Pierce Chrisoffersen & Kalista Leggitt, The Intersection of Pediatric Autonomy, Conscientious Objection, and Civil Disobedience in Healthcare Rethinking Resilience: Testing Resilience in Drosophila Species

Sarah Crago, Rethinking Resilience: Testing Resilience in Drosophila Species

Ben Creer, Self-control of Adults with Type 1 Diabetes and Their Perceptions of Partner Support

Cameron Davis, Probing the role of Nup50 in the DNA Damage Response

Zoe Exelbert, Hydroclimate Variability Assessment of Migratory Birds at the Great Salt Lake 

Anna Gilstrap, Rapid Isolation of Protein Complexes from Cellular Lysates 

Josh Gubler, EMG Data Compression for Low-Power Wireless Communication

Addison Hedges, Behavioral Effects of Trauma Recruit Separate Populations of Ventral Hippocampal Neurons

Logan Lancaster, Using OpenSim to Model, Simulate, and Improve Gait Symmetry in Stroke Survivors

Alexander Lott, Acoustic guitar as hands-on pedagogical demonstration of wave mechanics 

Sam Makin, Advancing Breast Cancer Screening: A Proposal for Microwave Imaging with SSTDR Technology

Ty Mellor, One Step Protein Purification via the Type 3 Secretion System in Salmonella

Delaney Miller, Electrocatalytic Production of 2,5-Furandicarboxylic Acid from 2,5-Bis(Hydroxymethyl)Furan over Graphite Rod Electrodes
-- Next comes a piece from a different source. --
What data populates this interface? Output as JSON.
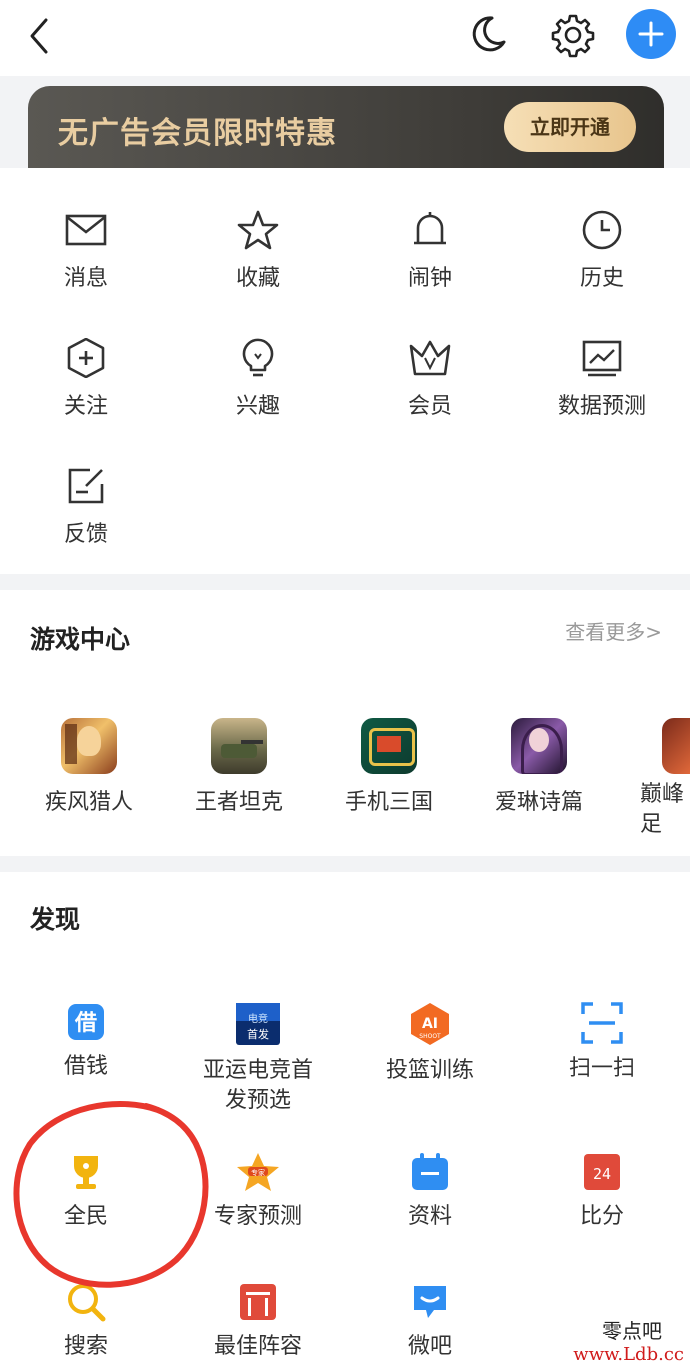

Ritika Nayan, Flu-induced immune responses prevent malarial pulmonary injury

Nate Patchen, Visualizing DNA Double-Strand Break Repair Pathway Choice at High Resolution

Brenda Payan Medina, Art Beyond the Bars: The Value of Arts Programming in Correctional Settings

Catherine Peterson, Understanding the Relationship Between Environmental Exposures and the Risk of Pediatric Obesity using Unsupervised Machine Learning

Alex Romano, Murine Model of Hepatitis Delta Virus-Associated Salivary Gland Impairment

Lorelei Sole, Investigating the Role of Concurrent NF1 and BRAF Mutations in Melanoma